En español | A new exhibit at the National Archives commemorates the 100th anniversary of the 19th Amendment — and, most dramatically, the decades of thwarted efforts and remarkable resolve that led to its final passage in 1920.
"It was a more than 70-year struggle,” said exhibit curator Corinne Porter at a press briefing on Tuesday introducing “Rightfully Hers: American Women and the Vote,” sponsored in part by AARP. She noted that the rumblings for broader voting rights began to grow as early as the first Women's Rights Convention in 1850.
The exhibit, open May 10 through Jan. 3, 2021, displays dozens of key documents from the Archives’ vast trove, including the original 19th Amendment, displayed under glass at designated times (check the Archives site for dates).
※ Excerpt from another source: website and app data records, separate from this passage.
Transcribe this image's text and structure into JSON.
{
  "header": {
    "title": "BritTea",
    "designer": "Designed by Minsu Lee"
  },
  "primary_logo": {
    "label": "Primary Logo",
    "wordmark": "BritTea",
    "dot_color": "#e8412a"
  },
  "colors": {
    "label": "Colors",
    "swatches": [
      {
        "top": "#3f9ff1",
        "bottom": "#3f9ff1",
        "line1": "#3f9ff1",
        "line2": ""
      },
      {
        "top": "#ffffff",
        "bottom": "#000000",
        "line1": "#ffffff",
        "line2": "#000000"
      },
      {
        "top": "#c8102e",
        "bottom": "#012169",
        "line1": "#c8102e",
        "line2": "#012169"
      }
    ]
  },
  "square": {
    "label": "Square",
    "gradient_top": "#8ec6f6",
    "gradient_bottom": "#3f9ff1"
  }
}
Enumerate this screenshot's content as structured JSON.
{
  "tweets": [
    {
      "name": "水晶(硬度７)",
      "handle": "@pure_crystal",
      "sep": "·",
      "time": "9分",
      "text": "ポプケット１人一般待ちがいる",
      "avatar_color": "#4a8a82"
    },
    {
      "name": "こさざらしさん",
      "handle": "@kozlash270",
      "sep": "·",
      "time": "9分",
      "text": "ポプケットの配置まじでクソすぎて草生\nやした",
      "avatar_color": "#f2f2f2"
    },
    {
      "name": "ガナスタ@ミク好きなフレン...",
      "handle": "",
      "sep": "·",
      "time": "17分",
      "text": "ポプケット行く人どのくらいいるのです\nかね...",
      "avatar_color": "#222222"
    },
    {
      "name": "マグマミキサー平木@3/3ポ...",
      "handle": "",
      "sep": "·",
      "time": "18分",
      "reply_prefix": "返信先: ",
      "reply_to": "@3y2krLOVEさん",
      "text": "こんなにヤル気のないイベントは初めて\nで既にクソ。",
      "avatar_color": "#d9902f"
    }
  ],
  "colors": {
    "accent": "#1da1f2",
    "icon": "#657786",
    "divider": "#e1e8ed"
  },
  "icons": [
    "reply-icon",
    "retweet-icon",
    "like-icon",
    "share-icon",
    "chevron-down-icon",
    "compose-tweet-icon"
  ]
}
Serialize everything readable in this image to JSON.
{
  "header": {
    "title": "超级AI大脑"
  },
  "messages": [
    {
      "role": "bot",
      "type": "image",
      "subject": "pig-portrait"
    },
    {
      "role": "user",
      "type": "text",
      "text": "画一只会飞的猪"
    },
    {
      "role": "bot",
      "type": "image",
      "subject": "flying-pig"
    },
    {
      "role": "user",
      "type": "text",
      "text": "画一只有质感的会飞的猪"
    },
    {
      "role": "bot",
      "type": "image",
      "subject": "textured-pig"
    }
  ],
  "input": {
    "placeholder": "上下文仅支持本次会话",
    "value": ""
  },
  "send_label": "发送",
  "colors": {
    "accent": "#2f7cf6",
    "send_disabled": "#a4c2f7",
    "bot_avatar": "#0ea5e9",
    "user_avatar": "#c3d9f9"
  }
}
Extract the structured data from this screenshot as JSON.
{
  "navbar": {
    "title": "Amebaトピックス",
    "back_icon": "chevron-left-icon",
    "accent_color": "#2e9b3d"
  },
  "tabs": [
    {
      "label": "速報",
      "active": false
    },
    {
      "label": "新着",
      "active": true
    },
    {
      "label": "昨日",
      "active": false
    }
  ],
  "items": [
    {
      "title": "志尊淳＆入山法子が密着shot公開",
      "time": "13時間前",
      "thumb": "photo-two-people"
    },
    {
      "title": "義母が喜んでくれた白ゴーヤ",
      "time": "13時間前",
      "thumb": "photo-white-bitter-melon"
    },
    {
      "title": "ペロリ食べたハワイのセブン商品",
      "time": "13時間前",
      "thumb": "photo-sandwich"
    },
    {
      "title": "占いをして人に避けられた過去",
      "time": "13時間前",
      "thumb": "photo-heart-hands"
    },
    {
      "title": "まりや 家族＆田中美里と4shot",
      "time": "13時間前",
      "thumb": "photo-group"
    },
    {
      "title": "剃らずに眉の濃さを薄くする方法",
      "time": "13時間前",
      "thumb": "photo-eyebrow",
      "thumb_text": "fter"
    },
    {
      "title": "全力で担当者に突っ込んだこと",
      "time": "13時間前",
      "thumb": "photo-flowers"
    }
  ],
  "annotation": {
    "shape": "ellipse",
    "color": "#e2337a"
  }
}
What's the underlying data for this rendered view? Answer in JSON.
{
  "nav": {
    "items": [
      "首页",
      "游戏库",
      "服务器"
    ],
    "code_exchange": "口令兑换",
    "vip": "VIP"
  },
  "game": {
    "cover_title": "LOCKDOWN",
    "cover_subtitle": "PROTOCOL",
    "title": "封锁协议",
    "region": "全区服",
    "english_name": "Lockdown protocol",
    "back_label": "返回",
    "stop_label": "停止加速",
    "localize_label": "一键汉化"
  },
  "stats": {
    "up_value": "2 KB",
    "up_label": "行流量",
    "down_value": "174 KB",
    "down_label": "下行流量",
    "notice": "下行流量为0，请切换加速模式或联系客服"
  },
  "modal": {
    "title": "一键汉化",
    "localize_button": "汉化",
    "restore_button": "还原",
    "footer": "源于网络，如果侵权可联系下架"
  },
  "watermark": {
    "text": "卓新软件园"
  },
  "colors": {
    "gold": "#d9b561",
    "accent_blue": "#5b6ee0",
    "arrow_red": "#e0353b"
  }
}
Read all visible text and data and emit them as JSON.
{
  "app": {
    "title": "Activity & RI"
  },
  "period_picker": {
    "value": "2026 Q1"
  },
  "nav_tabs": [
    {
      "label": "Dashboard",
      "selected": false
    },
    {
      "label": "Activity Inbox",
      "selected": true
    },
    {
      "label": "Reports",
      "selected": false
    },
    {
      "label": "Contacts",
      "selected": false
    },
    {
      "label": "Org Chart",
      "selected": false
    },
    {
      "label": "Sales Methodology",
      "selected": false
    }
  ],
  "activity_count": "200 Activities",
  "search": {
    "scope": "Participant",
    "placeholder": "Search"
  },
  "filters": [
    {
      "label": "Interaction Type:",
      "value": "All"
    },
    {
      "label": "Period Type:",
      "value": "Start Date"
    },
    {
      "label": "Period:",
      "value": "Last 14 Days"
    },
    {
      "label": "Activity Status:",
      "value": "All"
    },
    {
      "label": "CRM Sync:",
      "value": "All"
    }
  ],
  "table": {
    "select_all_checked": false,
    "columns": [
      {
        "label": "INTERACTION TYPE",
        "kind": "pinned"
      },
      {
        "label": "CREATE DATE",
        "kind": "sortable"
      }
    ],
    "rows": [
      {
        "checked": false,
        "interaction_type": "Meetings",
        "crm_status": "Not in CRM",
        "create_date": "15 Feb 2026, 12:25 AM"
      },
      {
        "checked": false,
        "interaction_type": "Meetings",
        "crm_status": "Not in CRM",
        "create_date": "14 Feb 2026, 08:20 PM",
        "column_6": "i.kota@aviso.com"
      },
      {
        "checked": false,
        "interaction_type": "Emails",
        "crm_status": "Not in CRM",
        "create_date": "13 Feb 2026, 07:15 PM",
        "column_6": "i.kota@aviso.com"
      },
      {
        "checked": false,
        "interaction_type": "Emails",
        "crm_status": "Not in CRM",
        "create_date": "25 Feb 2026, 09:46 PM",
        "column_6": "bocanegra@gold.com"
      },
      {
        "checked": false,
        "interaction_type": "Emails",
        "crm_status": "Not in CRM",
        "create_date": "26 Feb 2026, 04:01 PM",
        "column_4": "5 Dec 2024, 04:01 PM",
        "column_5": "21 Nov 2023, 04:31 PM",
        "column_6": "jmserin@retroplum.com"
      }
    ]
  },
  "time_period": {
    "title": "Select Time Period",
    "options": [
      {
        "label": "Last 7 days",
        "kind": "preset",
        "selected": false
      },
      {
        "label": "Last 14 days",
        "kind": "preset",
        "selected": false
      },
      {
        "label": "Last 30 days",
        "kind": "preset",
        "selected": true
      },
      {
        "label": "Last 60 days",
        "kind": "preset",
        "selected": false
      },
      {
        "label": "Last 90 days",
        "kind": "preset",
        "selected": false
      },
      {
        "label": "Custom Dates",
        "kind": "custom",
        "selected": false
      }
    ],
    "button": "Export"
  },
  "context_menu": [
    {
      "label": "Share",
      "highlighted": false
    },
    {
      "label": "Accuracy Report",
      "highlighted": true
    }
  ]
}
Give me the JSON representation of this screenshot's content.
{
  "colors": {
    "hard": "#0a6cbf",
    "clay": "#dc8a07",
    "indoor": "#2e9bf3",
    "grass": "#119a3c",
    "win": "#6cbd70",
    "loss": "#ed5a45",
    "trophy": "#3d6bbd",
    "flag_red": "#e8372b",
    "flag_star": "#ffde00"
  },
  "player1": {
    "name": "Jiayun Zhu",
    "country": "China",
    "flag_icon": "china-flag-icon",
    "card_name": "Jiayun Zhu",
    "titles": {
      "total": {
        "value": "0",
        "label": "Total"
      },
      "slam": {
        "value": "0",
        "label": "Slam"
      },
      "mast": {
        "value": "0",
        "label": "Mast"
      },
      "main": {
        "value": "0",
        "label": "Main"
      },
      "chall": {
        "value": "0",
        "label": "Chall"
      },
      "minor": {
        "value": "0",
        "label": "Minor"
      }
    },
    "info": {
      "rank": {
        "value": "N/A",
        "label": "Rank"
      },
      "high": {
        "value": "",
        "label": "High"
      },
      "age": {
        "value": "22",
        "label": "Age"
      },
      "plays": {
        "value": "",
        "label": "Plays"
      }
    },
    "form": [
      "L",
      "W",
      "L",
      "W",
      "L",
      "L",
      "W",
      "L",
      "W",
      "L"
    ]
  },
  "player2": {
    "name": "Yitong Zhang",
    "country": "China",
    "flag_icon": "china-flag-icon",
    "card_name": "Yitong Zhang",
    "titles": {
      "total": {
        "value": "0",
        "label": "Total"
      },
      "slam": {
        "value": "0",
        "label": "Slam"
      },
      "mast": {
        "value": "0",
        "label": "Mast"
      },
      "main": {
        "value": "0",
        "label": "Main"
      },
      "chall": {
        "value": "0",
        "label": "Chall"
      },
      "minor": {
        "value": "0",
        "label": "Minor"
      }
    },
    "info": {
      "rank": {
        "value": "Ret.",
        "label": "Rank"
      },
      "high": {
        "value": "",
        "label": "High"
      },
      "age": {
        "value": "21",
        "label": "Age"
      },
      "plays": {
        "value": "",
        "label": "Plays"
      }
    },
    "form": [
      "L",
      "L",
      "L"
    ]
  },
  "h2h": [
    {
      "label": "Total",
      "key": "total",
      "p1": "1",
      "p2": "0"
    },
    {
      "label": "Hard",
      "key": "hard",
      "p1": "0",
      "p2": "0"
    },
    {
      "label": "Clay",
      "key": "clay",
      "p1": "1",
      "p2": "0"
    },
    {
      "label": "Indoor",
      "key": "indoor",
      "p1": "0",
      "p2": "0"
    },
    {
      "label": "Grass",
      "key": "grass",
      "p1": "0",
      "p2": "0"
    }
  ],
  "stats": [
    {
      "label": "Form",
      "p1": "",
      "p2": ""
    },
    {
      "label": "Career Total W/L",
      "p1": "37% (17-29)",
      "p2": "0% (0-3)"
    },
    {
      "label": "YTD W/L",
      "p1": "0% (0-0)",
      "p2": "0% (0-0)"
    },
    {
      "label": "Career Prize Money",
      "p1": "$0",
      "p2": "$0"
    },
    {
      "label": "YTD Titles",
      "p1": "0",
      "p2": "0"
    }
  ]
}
Visitors also can see letters and petitions from suffragette leaders such as Lucretia Mott, Susan B. Anthony and Elizabeth Cady Stanton, as well as the “Motor Voter” T-shirt calling for young people to “Rock the Vote!” given to President Clinton when the National Voter Registration Act passed in 1993, allowing people to register at their departments of motor vehicles.
It's an artifact close to Porter's heart, she said, because she first registered to vote at her local DMV at age 18.
While the amendment's official centennial isn't until Aug. 18 of next year, “Rightfully Hers” opens in time for the 100th anniversary of the amendment's passage by Congress on June 4, 1919.
Washington will soon be rich with other 19th Amendment-themed exhibits. The National Portrait Gallery has a show through Jan. 5, 2020, called “Votes for Women: A Portrait of Persistence,” with six galleries displaying 120 historic artworks, posters, video clips and cartoons related to women's suffrage.
And on June 4 the Library of Congress opens its exhibition, “Shall Not Be Denied: Women Fight for the Vote,” also sponsored in part by AARP. Displays include a draft of Stanton's The Woman's Bible, her best-selling challenge to the premise of women's subservience; and documentation of the abuse suffered by women who were jailed for picketing for voting rights in front of the White House. It's on view through September 2020.
All three exhibitions are free to the public.